One reason for this year’s vaccine shortage is likely the severity of the last flu season, which in China lasts roughly from December through March. According to data from China’s National Health Commission, in February there were 139,738 flu cases, 50 of which proved fatal. Both of these figures are significantly higher than in the year prior: Just six out of 22,998 people who came down with the flu in February 2017 ended up dying.

An article titled “Middle-Aged Beijing Man Under the Flu” — in which a man recounts how the virus claimed his father’s life in less than a month — went viral in February, garnering over 10 million views and contributing to a public panic to get vaccinated. “At the end of October, I signed my whole family up to get flu vaccines. I don’t want my parents or my young daughter to be at risk during the coming flu season,” said Beijing resident Mo Keke, whose husband contracted the H1N1 influenza virus last December. “He was very sick for about two weeks,” Mo told Sixth Tone on Wednesday. “Fortunately, there were no complications.”

Higher public demand isn’t the only factor contributing to this year’s vaccine shortage: Stocks from manufacturers are way down as well. China Securities Journal cited data from the National Institutes for Food and Drug Control saying that in the first three quarters of this year, health authorities approved a total of 7.35 million doses of flu vaccine, half as many as over the same period last year. Changchun Changsheng Life Sciences Ltd. — the pharmaceutical company that was found to have falsified data and produced hundreds of thousands of ineffective vaccines — alone provided 3.6 million doses of flu vaccine for the domestic market in 2017. But the company was fined 9.1 billion yuan ($1.3 billion) and had its production license revoked in October of this year, three months after news of the scandal broke in July.

Other vaccine manufacturers, too, have reported lower production this year. Sanofi, a French pharmaceutical company, usually provides between 6 million and 7 million doses of flu vaccine for the Chinese market each year. But as of October, Sanofi had had just 1.2 million doses approved for distribution to China’s health centers.

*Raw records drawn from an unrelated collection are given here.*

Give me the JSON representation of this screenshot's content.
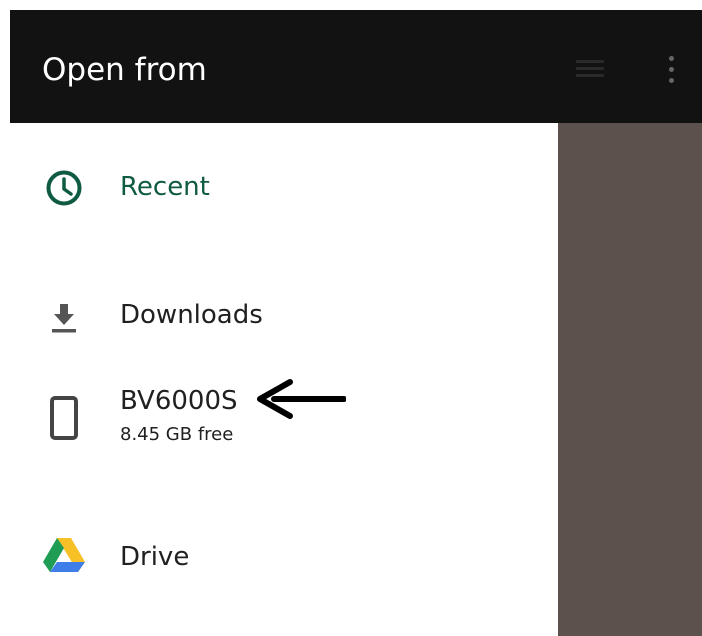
{
  "header": {
    "title": "Open from"
  },
  "sidebar": {
    "items": [
      {
        "label": "Recent",
        "icon": "clock-icon",
        "selected": true,
        "color": "#0f5a43"
      },
      {
        "label": "Downloads",
        "icon": "download-icon"
      },
      {
        "label": "BV6000S",
        "sublabel": "8.45 GB free",
        "icon": "phone-icon"
      },
      {
        "label": "Drive",
        "icon": "google-drive-icon"
      }
    ]
  },
  "annotation": {
    "icon": "left-arrow-icon",
    "color": "#000000"
  },
  "colors": {
    "header_bg": "#121212",
    "accent": "#0f5a43",
    "backdrop": "#5c514c"
  }
}
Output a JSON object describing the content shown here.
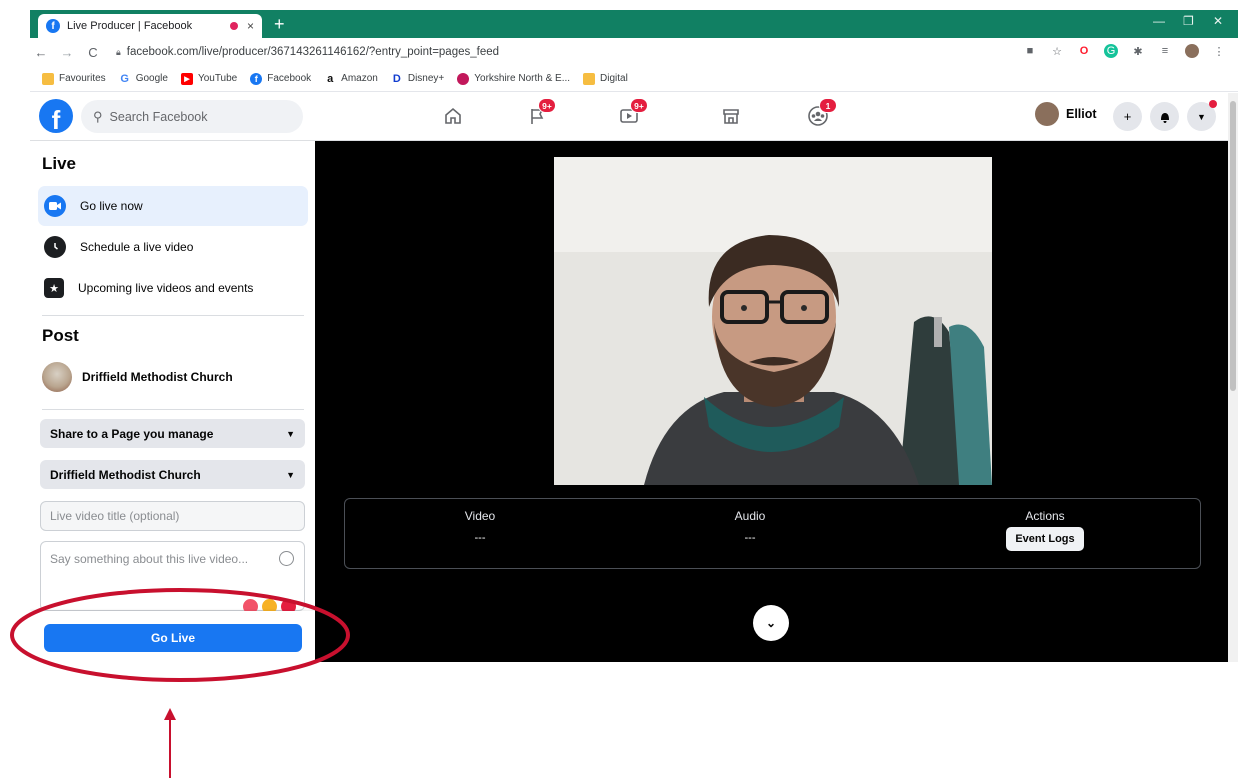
{
  "browser": {
    "tab_title": "Live Producer | Facebook",
    "tab_close": "×",
    "new_tab": "+",
    "url": "facebook.com/live/producer/367143261146162/?entry_point=pages_feed",
    "bookmarks": [
      {
        "label": "Favourites",
        "icon": "folder-icon",
        "color": "#f6bd41"
      },
      {
        "label": "Google",
        "icon": "google-icon",
        "color": "#4285f4"
      },
      {
        "label": "YouTube",
        "icon": "youtube-icon",
        "color": "#ff0000"
      },
      {
        "label": "Facebook",
        "icon": "facebook-icon",
        "color": "#1877f2"
      },
      {
        "label": "Amazon",
        "icon": "amazon-icon",
        "color": "#111111"
      },
      {
        "label": "Disney+",
        "icon": "disney-icon",
        "color": "#113ccf"
      },
      {
        "label": "Yorkshire North & E...",
        "icon": "globe-icon",
        "color": "#c2185b"
      },
      {
        "label": "Digital",
        "icon": "folder-icon",
        "color": "#f6bd41"
      }
    ]
  },
  "fb": {
    "search_placeholder": "Search Facebook",
    "badges": {
      "pages": "9+",
      "watch": "9+",
      "groups": "1"
    },
    "user_name": "Elliot",
    "brand_color": "#1877f2"
  },
  "sidebar": {
    "live_title": "Live",
    "items": [
      {
        "label": "Go live now",
        "icon": "camera-icon",
        "active": true
      },
      {
        "label": "Schedule a live video",
        "icon": "clock-icon",
        "active": false
      },
      {
        "label": "Upcoming live videos and events",
        "icon": "calendar-star-icon",
        "active": false
      }
    ],
    "post_title": "Post",
    "page_name": "Driffield Methodist Church",
    "share_select": "Share to a Page you manage",
    "page_select": "Driffield Methodist Church",
    "title_placeholder": "Live video title (optional)",
    "description_placeholder": "Say something about this live video...",
    "go_live": "Go Live"
  },
  "main": {
    "metrics": [
      {
        "label": "Video",
        "value": "---"
      },
      {
        "label": "Audio",
        "value": "---"
      },
      {
        "label": "Actions",
        "button": "Event Logs"
      }
    ]
  }
}
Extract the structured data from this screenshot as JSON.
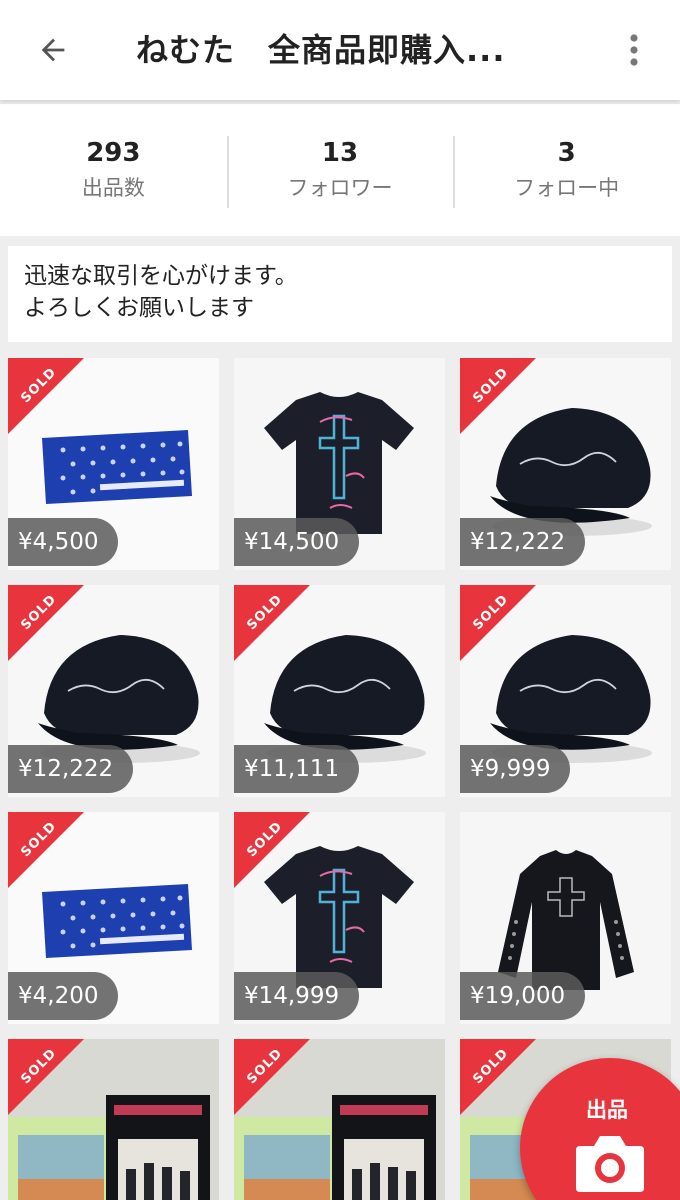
{
  "header": {
    "title": "ねむた　全商品即購入...",
    "back_icon": "arrow-back-icon",
    "more_icon": "more-vertical-icon"
  },
  "stats": [
    {
      "value": "293",
      "label": "出品数"
    },
    {
      "value": "13",
      "label": "フォロワー"
    },
    {
      "value": "3",
      "label": "フォロー中"
    }
  ],
  "bio": {
    "line1": "迅速な取引を心がけます。",
    "line2": "よろしくお願いします"
  },
  "sold_label": "SOLD",
  "items": [
    {
      "kind": "towel",
      "sold": true,
      "price": "¥4,500"
    },
    {
      "kind": "tshirt",
      "sold": false,
      "price": "¥14,500"
    },
    {
      "kind": "cap",
      "sold": true,
      "price": "¥12,222"
    },
    {
      "kind": "cap",
      "sold": true,
      "price": "¥12,222"
    },
    {
      "kind": "cap",
      "sold": true,
      "price": "¥11,111"
    },
    {
      "kind": "cap",
      "sold": true,
      "price": "¥9,999"
    },
    {
      "kind": "towel",
      "sold": true,
      "price": "¥4,200"
    },
    {
      "kind": "tshirt",
      "sold": true,
      "price": "¥14,999"
    },
    {
      "kind": "longsleeve",
      "sold": false,
      "price": "¥19,000"
    },
    {
      "kind": "cd",
      "sold": true,
      "price": ""
    },
    {
      "kind": "cd",
      "sold": true,
      "price": ""
    },
    {
      "kind": "cd",
      "sold": true,
      "price": ""
    }
  ],
  "sell_button": {
    "label": "出品",
    "icon": "camera-icon"
  },
  "colors": {
    "accent": "#e8353d",
    "price_bg": "#5a5a5a"
  }
}
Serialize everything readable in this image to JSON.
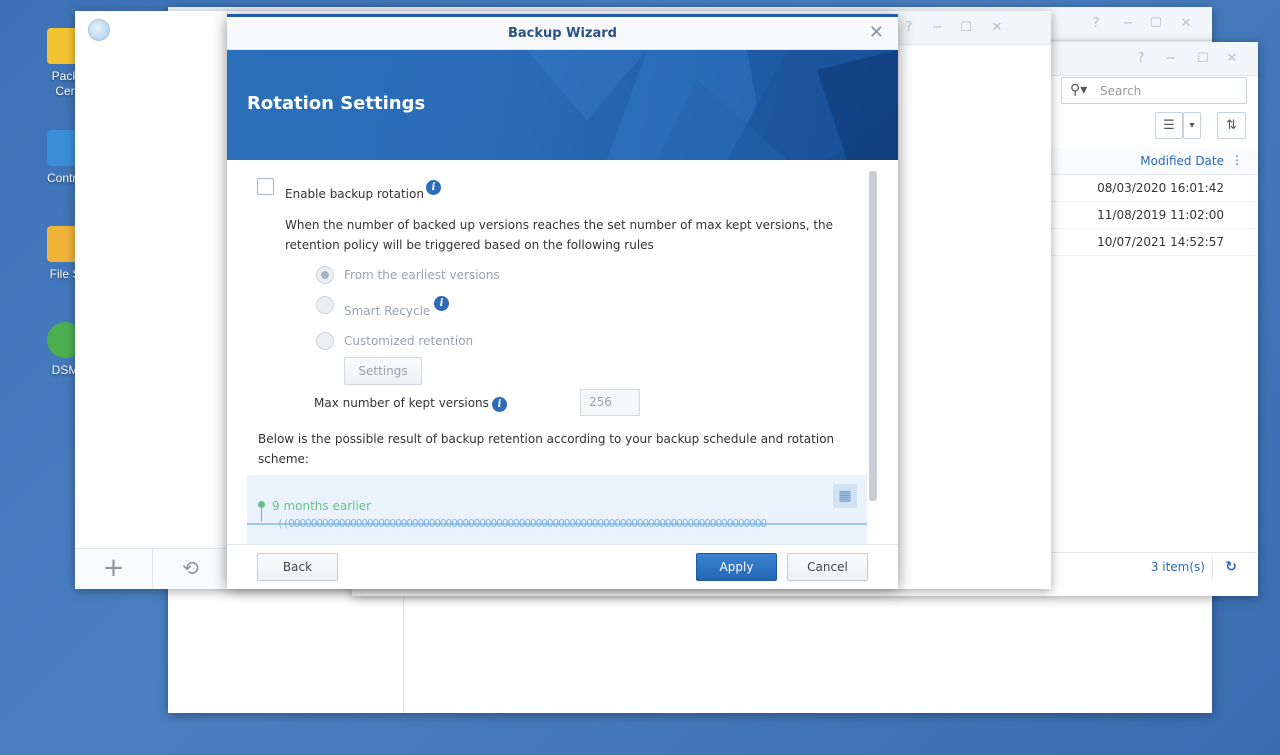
{
  "desktop": {
    "icons": [
      {
        "label": "Pack",
        "label2": "Cer",
        "color": "#f3c432"
      },
      {
        "label": "Contro",
        "color": "#3a8fd8"
      },
      {
        "label": "File S",
        "color": "#f0b43b"
      },
      {
        "label": "DSM",
        "color": "#4caf50"
      }
    ]
  },
  "file_station": {
    "search_placeholder": "Search",
    "column_header": "Modified Date",
    "rows": [
      {
        "modified": "08/03/2020 16:01:42"
      },
      {
        "modified": "11/08/2019 11:02:00"
      },
      {
        "modified": "10/07/2021 14:52:57"
      }
    ],
    "item_count": "3 item(s)"
  },
  "wizard": {
    "title": "Backup Wizard",
    "banner_title": "Rotation Settings",
    "enable_rotation_label": "Enable backup rotation",
    "description_line1": "When the number of backed up versions reaches the set number of max kept versions, the",
    "description_line2": "retention policy will be triggered based on the following rules",
    "options": [
      {
        "label": "From the earliest versions",
        "selected": true
      },
      {
        "label": "Smart Recycle",
        "selected": false
      },
      {
        "label": "Customized retention",
        "selected": false
      }
    ],
    "settings_button": "Settings",
    "max_versions_label": "Max number of kept versions",
    "max_versions_value": "256",
    "result_line1": "Below is the possible result of backup retention according to your backup schedule and rotation",
    "result_line2": "scheme:",
    "timeline_label": "9 months earlier",
    "back_button": "Back",
    "apply_button": "Apply",
    "cancel_button": "Cancel"
  },
  "glyphs": {
    "help": "?",
    "minimize": "−",
    "maximize": "☐",
    "close": "✕",
    "search": "⚲▾",
    "list_view": "☰",
    "dropdown": "▾",
    "sort": "⇅",
    "menu_more": "⋮",
    "refresh": "↻",
    "add": "+",
    "history": "⟲",
    "info": "i",
    "calendar": "▦",
    "timeline_circles": "((OOOOOOOOOOOOOOOOOOOOOOOOOOOOOOOOOOOOOOOOOOOOOOOOOOOOOOOOOOOOOOOOOOOOOOOOOOOOOOOOOOOOO"
  }
}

“The reasons [for the drop in production] are complicated,” Xia Huacheng, head of flu product development at Sanofi, told Sixth Tone on Wednesday at the China International Import Expo in Shanghai, where the company is promoting its latest flu vaccine. That product, Flublok, has not yet been approved for the Chinese market.

“For one thing, competition among flu vaccine producers is fierce in China, as there are more than 10 such manufacturers; in addition, local demand used to be lower,” Xia said, adding that profit margins for flu vaccines are slim. In China, only around 2 percent of the population gets vaccinated against influenza, compared with over 45 percent in the United States.

Editor: David Paulk.

(Header image: A girl gets a flu vaccination at a hospital in Beijing, Oct. 15, 2014. Wang Haixin/VCG)